In this network we bring together scientists studying various aspects of the evolution and ecology of viruses occurring in (African) wildlife. Among these wildlife-viruses are zoonoses: infections that naturally circulate in non-human animals and occasionally infect humans. Some of these zoonotic infections do not efficiently transmit among people, so that their appearance and that of their associated disease in humans relies mostly on the presence and repeated contact between the natural animal hosts and people and the human pathological response. These types of infections are typically studied by ecologists, immunologists and pathologists. Other zoonotic infections may not reach humans very often, when for example they naturally occur in more elusive animals. In most instances these zoonotic infections reach a dead end in humans, but some may spread efficiently among people as soon as they emerge in humans, such as the novel coronavirus SARS-CoV-2. Such pathogens are either already by chance 'pre-adapted' to the human host, or can quickly evolve the necessary properties to efficiently infect and spread among humans. Epidemiologists and evolutionary biologists then typically study these latter types of infections.To prepare public health actions to rapidly respond to each of these different types of zoonotic viruses, a better understanding of how these viruses behave in natural settings before reaching humans is required. The key to this understanding lies in the patterns of their evolutionary histories, natural transmission ecology and the variation in response elicited by various hosts. Furthermore, many infections cannot be strictly categorized in either of the two types mentioned above, but reach and cause disease in humans as the result of a complex interplay between natural-host ecology, pathogen adaptive evolution, epidemiology, and the immunological and pathological response in humans. Research on those kinds of infections could thus strongly benefit from a synergy between different disciplines: animal fieldwork, molecular biology, genomics, bioinformatics, ecological and epidemiological modeling, computational phylogenetics and immunology.Flanders contains world-class research groups studying these aspects of zoonotic and other wildlife viruses, and we wish to ensure the continuation of this knowledge capacity and further build to expand it. To achieve this, we need to exchange research ideas, expertise-specific scientific insights, animal samples, and skill- and toolsets for field, laboratory and analytical work; and we need to train our early-career researchers with the necessary sets of state-of-the art skills. We aim to formalize a Scientific Research Network on the ecology and evolution of wildlife and zoonotic viruses between research groups with complimentary expertise but overlapping research interests. The objective of this network is to stimulate interaction between complementary Flemish research groups and mutually benefit from existing international networks. The ultimate goal is to maintain and further increase the quality of the research in Flanders and develop partnerships for joint interdisciplinary projects and generally stimulate network-building for early-career researchers in infectious disease ecology and evolution.We will realise this networking through the organization of annual summer workshops. These advanced-level workshops will primarily be targeted at early-career postdoc researchers from the partner groups, offering exposure to different research angles to understand similar ultimate questions in zoonotic infection evolutionary ecology. Further inspiration will be provided by senior network partners and additional invited top international scientists. The workshops will also offer hands-on opportunities to learn different skills and toolsets. These can then be further elaborated through exchange visits to the international partners for training in state-of-the-art analysis techniques.

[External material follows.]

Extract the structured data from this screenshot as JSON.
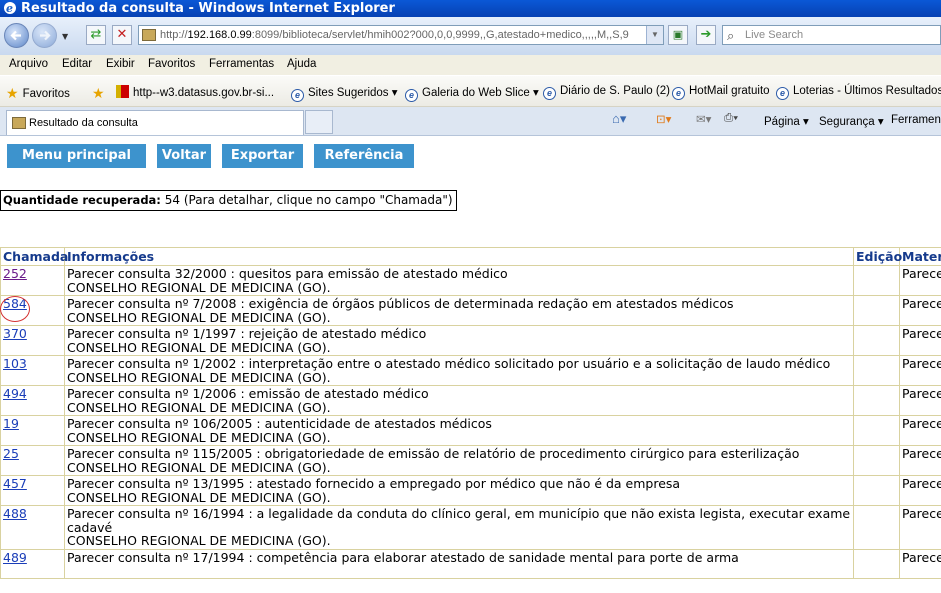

Date:1 Jan 2021 →  Today
Disciplines:Community ecology, Evolutionary biology not elsewhere classified, Epidemiology
Project type:Collaboration project